▶ _Provided records_

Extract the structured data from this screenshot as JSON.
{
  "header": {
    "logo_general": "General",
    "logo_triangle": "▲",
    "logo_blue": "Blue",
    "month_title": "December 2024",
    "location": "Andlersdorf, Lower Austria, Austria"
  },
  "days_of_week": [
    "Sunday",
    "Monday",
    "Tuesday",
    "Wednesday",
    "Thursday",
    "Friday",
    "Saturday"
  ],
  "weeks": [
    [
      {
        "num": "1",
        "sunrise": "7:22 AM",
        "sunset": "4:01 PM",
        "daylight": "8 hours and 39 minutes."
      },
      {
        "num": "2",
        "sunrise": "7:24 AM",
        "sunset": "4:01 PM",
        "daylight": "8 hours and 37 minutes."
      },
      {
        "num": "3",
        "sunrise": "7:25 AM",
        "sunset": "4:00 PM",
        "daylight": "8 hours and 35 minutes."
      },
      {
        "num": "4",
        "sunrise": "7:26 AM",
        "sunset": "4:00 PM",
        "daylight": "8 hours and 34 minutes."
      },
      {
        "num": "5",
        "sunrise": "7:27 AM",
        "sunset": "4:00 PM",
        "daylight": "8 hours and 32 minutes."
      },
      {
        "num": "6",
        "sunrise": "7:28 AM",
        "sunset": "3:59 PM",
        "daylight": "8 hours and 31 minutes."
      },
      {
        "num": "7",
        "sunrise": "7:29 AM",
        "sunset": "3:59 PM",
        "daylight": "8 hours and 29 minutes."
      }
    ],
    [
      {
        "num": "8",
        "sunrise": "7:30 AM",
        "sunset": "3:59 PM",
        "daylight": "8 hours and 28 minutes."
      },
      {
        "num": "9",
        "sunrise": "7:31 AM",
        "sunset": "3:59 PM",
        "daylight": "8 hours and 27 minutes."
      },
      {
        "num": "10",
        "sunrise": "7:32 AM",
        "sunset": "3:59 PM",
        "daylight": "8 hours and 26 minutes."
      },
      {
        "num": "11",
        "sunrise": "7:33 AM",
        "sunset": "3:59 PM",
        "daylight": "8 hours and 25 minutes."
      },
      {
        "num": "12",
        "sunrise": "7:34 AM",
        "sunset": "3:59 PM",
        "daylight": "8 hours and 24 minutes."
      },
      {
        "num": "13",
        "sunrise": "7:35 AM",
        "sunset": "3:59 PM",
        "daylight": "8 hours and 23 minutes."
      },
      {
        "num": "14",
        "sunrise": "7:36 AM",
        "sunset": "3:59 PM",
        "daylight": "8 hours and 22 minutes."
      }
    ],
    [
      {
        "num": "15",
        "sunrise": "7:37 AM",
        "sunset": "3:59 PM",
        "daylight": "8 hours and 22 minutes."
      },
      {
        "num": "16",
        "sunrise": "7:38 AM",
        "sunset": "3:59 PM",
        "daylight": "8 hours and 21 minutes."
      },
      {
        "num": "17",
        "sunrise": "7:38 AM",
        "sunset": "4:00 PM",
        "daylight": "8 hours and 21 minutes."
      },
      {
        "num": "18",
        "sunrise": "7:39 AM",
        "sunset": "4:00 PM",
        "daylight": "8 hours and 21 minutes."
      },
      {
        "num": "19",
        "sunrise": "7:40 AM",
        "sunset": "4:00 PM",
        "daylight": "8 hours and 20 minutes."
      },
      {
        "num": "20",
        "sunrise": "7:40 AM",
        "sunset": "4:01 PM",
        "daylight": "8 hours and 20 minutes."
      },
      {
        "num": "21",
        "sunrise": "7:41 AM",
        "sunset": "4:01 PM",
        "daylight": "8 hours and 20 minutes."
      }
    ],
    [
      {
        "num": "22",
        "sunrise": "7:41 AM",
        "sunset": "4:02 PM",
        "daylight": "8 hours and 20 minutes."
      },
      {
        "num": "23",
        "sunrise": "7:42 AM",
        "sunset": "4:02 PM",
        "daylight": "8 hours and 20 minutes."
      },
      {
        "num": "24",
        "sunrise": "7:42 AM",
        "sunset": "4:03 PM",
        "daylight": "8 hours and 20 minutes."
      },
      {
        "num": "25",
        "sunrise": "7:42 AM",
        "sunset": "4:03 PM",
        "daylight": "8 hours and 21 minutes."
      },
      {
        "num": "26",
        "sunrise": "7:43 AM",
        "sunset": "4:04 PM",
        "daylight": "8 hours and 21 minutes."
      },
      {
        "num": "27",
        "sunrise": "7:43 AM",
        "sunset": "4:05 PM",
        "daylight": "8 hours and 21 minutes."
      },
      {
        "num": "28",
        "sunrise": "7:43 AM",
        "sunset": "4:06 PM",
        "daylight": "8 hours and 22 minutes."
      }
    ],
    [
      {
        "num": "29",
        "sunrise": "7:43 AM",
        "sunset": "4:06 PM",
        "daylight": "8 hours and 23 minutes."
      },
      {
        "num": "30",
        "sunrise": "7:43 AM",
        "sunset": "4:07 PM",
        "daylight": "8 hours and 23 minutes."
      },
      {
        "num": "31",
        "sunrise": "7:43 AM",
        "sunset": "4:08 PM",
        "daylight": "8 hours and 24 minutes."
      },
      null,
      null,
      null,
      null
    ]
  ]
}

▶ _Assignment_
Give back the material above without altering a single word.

▶ _Result of this exercise_
Extract the structured data from this screenshot as JSON.
{
  "header": {
    "logo_general": "General",
    "logo_triangle": "▲",
    "logo_blue": "Blue",
    "month_title": "December 2024",
    "location": "Andlersdorf, Lower Austria, Austria"
  },
  "days_of_week": [
    "Sunday",
    "Monday",
    "Tuesday",
    "Wednesday",
    "Thursday",
    "Friday",
    "Saturday"
  ],
  "weeks": [
    [
      {
        "num": "1",
        "sunrise": "7:22 AM",
        "sunset": "4:01 PM",
        "daylight": "8 hours and 39 minutes."
      },
      {
        "num": "2",
        "sunrise": "7:24 AM",
        "sunset": "4:01 PM",
        "daylight": "8 hours and 37 minutes."
      },
      {
        "num": "3",
        "sunrise": "7:25 AM",
        "sunset": "4:00 PM",
        "daylight": "8 hours and 35 minutes."
      },
      {
        "num": "4",
        "sunrise": "7:26 AM",
        "sunset": "4:00 PM",
        "daylight": "8 hours and 34 minutes."
      },
      {
        "num": "5",
        "sunrise": "7:27 AM",
        "sunset": "4:00 PM",
        "daylight": "8 hours and 32 minutes."
      },
      {
        "num": "6",
        "sunrise": "7:28 AM",
        "sunset": "3:59 PM",
        "daylight": "8 hours and 31 minutes."
      },
      {
        "num": "7",
        "sunrise": "7:29 AM",
        "sunset": "3:59 PM",
        "daylight": "8 hours and 29 minutes."
      }
    ],
    [
      {
        "num": "8",
        "sunrise": "7:30 AM",
        "sunset": "3:59 PM",
        "daylight": "8 hours and 28 minutes."
      },
      {
        "num": "9",
        "sunrise": "7:31 AM",
        "sunset": "3:59 PM",
        "daylight": "8 hours and 27 minutes."
      },
      {
        "num": "10",
        "sunrise": "7:32 AM",
        "sunset": "3:59 PM",
        "daylight": "8 hours and 26 minutes."
      },
      {
        "num": "11",
        "sunrise": "7:33 AM",
        "sunset": "3:59 PM",
        "daylight": "8 hours and 25 minutes."
      },
      {
        "num": "12",
        "sunrise": "7:34 AM",
        "sunset": "3:59 PM",
        "daylight": "8 hours and 24 minutes."
      },
      {
        "num": "13",
        "sunrise": "7:35 AM",
        "sunset": "3:59 PM",
        "daylight": "8 hours and 23 minutes."
      },
      {
        "num": "14",
        "sunrise": "7:36 AM",
        "sunset": "3:59 PM",
        "daylight": "8 hours and 22 minutes."
      }
    ],
    [
      {
        "num": "15",
        "sunrise": "7:37 AM",
        "sunset": "3:59 PM",
        "daylight": "8 hours and 22 minutes."
      },
      {
        "num": "16",
        "sunrise": "7:38 AM",
        "sunset": "3:59 PM",
        "daylight": "8 hours and 21 minutes."
      },
      {
        "num": "17",
        "sunrise": "7:38 AM",
        "sunset": "4:00 PM",
        "daylight": "8 hours and 21 minutes."
      },
      {
        "num": "18",
        "sunrise": "7:39 AM",
        "sunset": "4:00 PM",
        "daylight": "8 hours and 21 minutes."
      },
      {
        "num": "19",
        "sunrise": "7:40 AM",
        "sunset": "4:00 PM",
        "daylight": "8 hours and 20 minutes."
      },
      {
        "num": "20",
        "sunrise": "7:40 AM",
        "sunset": "4:01 PM",
        "daylight": "8 hours and 20 minutes."
      },
      {
        "num": "21",
        "sunrise": "7:41 AM",
        "sunset": "4:01 PM",
        "daylight": "8 hours and 20 minutes."
      }
    ],
    [
      {
        "num": "22",
        "sunrise": "7:41 AM",
        "sunset": "4:02 PM",
        "daylight": "8 hours and 20 minutes."
      },
      {
        "num": "23",
        "sunrise": "7:42 AM",
        "sunset": "4:02 PM",
        "daylight": "8 hours and 20 minutes."
      },
      {
        "num": "24",
        "sunrise": "7:42 AM",
        "sunset": "4:03 PM",
        "daylight": "8 hours and 20 minutes."
      },
      {
        "num": "25",
        "sunrise": "7:42 AM",
        "sunset": "4:03 PM",
        "daylight": "8 hours and 21 minutes."
      },
      {
        "num": "26",
        "sunrise": "7:43 AM",
        "sunset": "4:04 PM",
        "daylight": "8 hours and 21 minutes."
      },
      {
        "num": "27",
        "sunrise": "7:43 AM",
        "sunset": "4:05 PM",
        "daylight": "8 hours and 21 minutes."
      },
      {
        "num": "28",
        "sunrise": "7:43 AM",
        "sunset": "4:06 PM",
        "daylight": "8 hours and 22 minutes."
      }
    ],
    [
      {
        "num": "29",
        "sunrise": "7:43 AM",
        "sunset": "4:06 PM",
        "daylight": "8 hours and 23 minutes."
      },
      {
        "num": "30",
        "sunrise": "7:43 AM",
        "sunset": "4:07 PM",
        "daylight": "8 hours and 23 minutes."
      },
      {
        "num": "31",
        "sunrise": "7:43 AM",
        "sunset": "4:08 PM",
        "daylight": "8 hours and 24 minutes."
      },
      null,
      null,
      null,
      null
    ]
  ]
}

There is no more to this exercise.